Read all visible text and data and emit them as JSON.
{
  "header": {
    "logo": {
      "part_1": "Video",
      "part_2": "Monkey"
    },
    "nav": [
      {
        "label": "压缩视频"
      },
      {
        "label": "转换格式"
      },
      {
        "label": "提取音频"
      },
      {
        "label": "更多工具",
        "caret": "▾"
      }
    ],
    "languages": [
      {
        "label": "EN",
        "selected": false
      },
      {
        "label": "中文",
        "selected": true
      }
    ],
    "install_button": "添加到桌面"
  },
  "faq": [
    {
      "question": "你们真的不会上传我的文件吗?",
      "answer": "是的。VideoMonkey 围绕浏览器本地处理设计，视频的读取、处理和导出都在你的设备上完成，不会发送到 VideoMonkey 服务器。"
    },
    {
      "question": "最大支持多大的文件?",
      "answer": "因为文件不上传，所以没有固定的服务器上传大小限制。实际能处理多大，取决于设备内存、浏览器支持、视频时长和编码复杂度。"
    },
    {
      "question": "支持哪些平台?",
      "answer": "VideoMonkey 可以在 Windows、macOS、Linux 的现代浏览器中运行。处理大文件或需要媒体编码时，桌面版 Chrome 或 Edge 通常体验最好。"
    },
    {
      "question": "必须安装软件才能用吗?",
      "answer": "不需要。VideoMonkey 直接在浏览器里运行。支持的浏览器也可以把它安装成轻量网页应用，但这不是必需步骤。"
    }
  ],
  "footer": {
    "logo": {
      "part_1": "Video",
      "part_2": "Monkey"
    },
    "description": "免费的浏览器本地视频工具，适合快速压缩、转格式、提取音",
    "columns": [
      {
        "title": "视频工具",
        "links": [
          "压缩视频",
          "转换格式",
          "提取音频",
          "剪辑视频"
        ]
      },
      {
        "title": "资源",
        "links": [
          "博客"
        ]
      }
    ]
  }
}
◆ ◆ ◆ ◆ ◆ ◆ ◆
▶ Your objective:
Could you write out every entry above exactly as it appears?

▶ Reply:
Read all visible text and data and emit them as JSON.
{
  "header": {
    "logo": {
      "part_1": "Video",
      "part_2": "Monkey"
    },
    "nav": [
      {
        "label": "压缩视频"
      },
      {
        "label": "转换格式"
      },
      {
        "label": "提取音频"
      },
      {
        "label": "更多工具",
        "caret": "▾"
      }
    ],
    "languages": [
      {
        "label": "EN",
        "selected": false
      },
      {
        "label": "中文",
        "selected": true
      }
    ],
    "install_button": "添加到桌面"
  },
  "faq": [
    {
      "question": "你们真的不会上传我的文件吗?",
      "answer": "是的。VideoMonkey 围绕浏览器本地处理设计，视频的读取、处理和导出都在你的设备上完成，不会发送到 VideoMonkey 服务器。"
    },
    {
      "question": "最大支持多大的文件?",
      "answer": "因为文件不上传，所以没有固定的服务器上传大小限制。实际能处理多大，取决于设备内存、浏览器支持、视频时长和编码复杂度。"
    },
    {
      "question": "支持哪些平台?",
      "answer": "VideoMonkey 可以在 Windows、macOS、Linux 的现代浏览器中运行。处理大文件或需要媒体编码时，桌面版 Chrome 或 Edge 通常体验最好。"
    },
    {
      "question": "必须安装软件才能用吗?",
      "answer": "不需要。VideoMonkey 直接在浏览器里运行。支持的浏览器也可以把它安装成轻量网页应用，但这不是必需步骤。"
    }
  ],
  "footer": {
    "logo": {
      "part_1": "Video",
      "part_2": "Monkey"
    },
    "description": "免费的浏览器本地视频工具，适合快速压缩、转格式、提取音",
    "columns": [
      {
        "title": "视频工具",
        "links": [
          "压缩视频",
          "转换格式",
          "提取音频",
          "剪辑视频"
        ]
      },
      {
        "title": "资源",
        "links": [
          "博客"
        ]
      }
    ]
  }
}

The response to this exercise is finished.